→ **To do**: Leave out the pictures and retype all the entries below exactly.

→ **Entries supplied**:
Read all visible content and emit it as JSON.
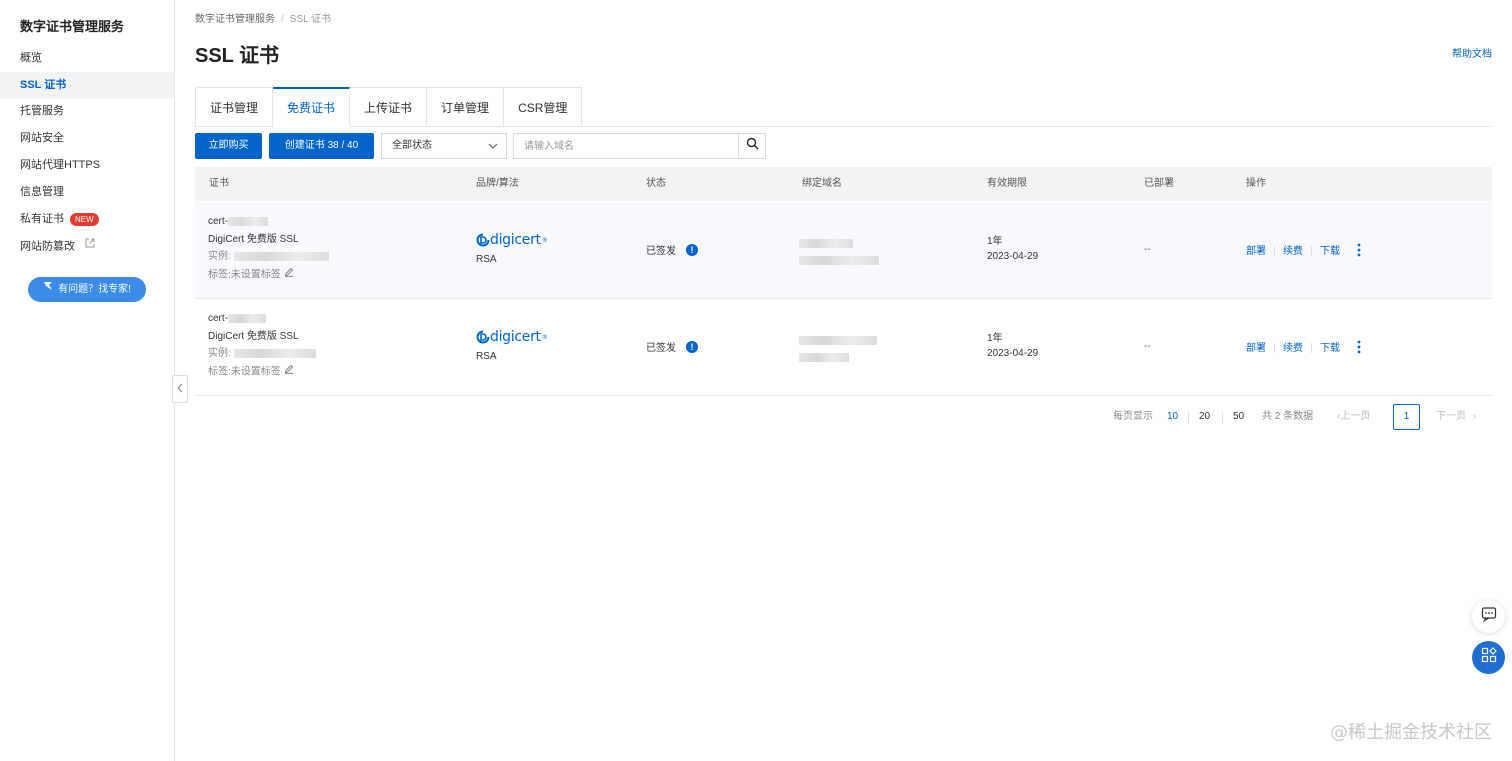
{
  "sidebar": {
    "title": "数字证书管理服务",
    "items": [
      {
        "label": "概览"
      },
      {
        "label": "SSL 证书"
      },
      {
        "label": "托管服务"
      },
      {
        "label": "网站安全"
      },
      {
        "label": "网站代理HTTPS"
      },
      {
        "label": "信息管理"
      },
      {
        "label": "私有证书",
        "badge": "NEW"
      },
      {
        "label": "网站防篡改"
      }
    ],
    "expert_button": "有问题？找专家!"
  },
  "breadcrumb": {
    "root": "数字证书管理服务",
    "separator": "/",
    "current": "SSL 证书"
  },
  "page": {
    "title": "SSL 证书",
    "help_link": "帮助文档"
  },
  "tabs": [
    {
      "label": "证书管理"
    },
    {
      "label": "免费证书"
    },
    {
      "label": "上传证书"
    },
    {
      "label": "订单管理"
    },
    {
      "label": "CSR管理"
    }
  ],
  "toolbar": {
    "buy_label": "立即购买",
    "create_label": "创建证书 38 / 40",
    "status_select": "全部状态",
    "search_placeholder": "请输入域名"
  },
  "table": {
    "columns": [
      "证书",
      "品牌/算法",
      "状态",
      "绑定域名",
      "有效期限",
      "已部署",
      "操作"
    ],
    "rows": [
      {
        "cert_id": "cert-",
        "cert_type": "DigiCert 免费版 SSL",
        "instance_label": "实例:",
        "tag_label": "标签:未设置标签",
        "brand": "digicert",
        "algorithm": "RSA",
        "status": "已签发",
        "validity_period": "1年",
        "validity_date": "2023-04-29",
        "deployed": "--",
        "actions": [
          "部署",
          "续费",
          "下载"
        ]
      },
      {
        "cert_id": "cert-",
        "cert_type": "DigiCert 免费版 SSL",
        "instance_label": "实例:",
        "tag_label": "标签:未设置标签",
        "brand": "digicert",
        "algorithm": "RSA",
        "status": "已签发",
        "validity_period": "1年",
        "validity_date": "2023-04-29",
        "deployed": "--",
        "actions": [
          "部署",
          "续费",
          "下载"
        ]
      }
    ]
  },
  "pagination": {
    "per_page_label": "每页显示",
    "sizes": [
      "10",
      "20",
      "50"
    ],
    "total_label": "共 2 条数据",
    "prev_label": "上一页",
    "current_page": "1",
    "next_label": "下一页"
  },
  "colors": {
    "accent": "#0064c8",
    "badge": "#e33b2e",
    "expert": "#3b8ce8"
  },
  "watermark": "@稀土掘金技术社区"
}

→ **The completed task**:
Read all visible content and emit it as JSON.
{
  "sidebar": {
    "title": "数字证书管理服务",
    "items": [
      {
        "label": "概览"
      },
      {
        "label": "SSL 证书"
      },
      {
        "label": "托管服务"
      },
      {
        "label": "网站安全"
      },
      {
        "label": "网站代理HTTPS"
      },
      {
        "label": "信息管理"
      },
      {
        "label": "私有证书",
        "badge": "NEW"
      },
      {
        "label": "网站防篡改"
      }
    ],
    "expert_button": "有问题？找专家!"
  },
  "breadcrumb": {
    "root": "数字证书管理服务",
    "separator": "/",
    "current": "SSL 证书"
  },
  "page": {
    "title": "SSL 证书",
    "help_link": "帮助文档"
  },
  "tabs": [
    {
      "label": "证书管理"
    },
    {
      "label": "免费证书"
    },
    {
      "label": "上传证书"
    },
    {
      "label": "订单管理"
    },
    {
      "label": "CSR管理"
    }
  ],
  "toolbar": {
    "buy_label": "立即购买",
    "create_label": "创建证书 38 / 40",
    "status_select": "全部状态",
    "search_placeholder": "请输入域名"
  },
  "table": {
    "columns": [
      "证书",
      "品牌/算法",
      "状态",
      "绑定域名",
      "有效期限",
      "已部署",
      "操作"
    ],
    "rows": [
      {
        "cert_id": "cert-",
        "cert_type": "DigiCert 免费版 SSL",
        "instance_label": "实例:",
        "tag_label": "标签:未设置标签",
        "brand": "digicert",
        "algorithm": "RSA",
        "status": "已签发",
        "validity_period": "1年",
        "validity_date": "2023-04-29",
        "deployed": "--",
        "actions": [
          "部署",
          "续费",
          "下载"
        ]
      },
      {
        "cert_id": "cert-",
        "cert_type": "DigiCert 免费版 SSL",
        "instance_label": "实例:",
        "tag_label": "标签:未设置标签",
        "brand": "digicert",
        "algorithm": "RSA",
        "status": "已签发",
        "validity_period": "1年",
        "validity_date": "2023-04-29",
        "deployed": "--",
        "actions": [
          "部署",
          "续费",
          "下载"
        ]
      }
    ]
  },
  "pagination": {
    "per_page_label": "每页显示",
    "sizes": [
      "10",
      "20",
      "50"
    ],
    "total_label": "共 2 条数据",
    "prev_label": "上一页",
    "current_page": "1",
    "next_label": "下一页"
  },
  "colors": {
    "accent": "#0064c8",
    "badge": "#e33b2e",
    "expert": "#3b8ce8"
  },
  "watermark": "@稀土掘金技术社区"
}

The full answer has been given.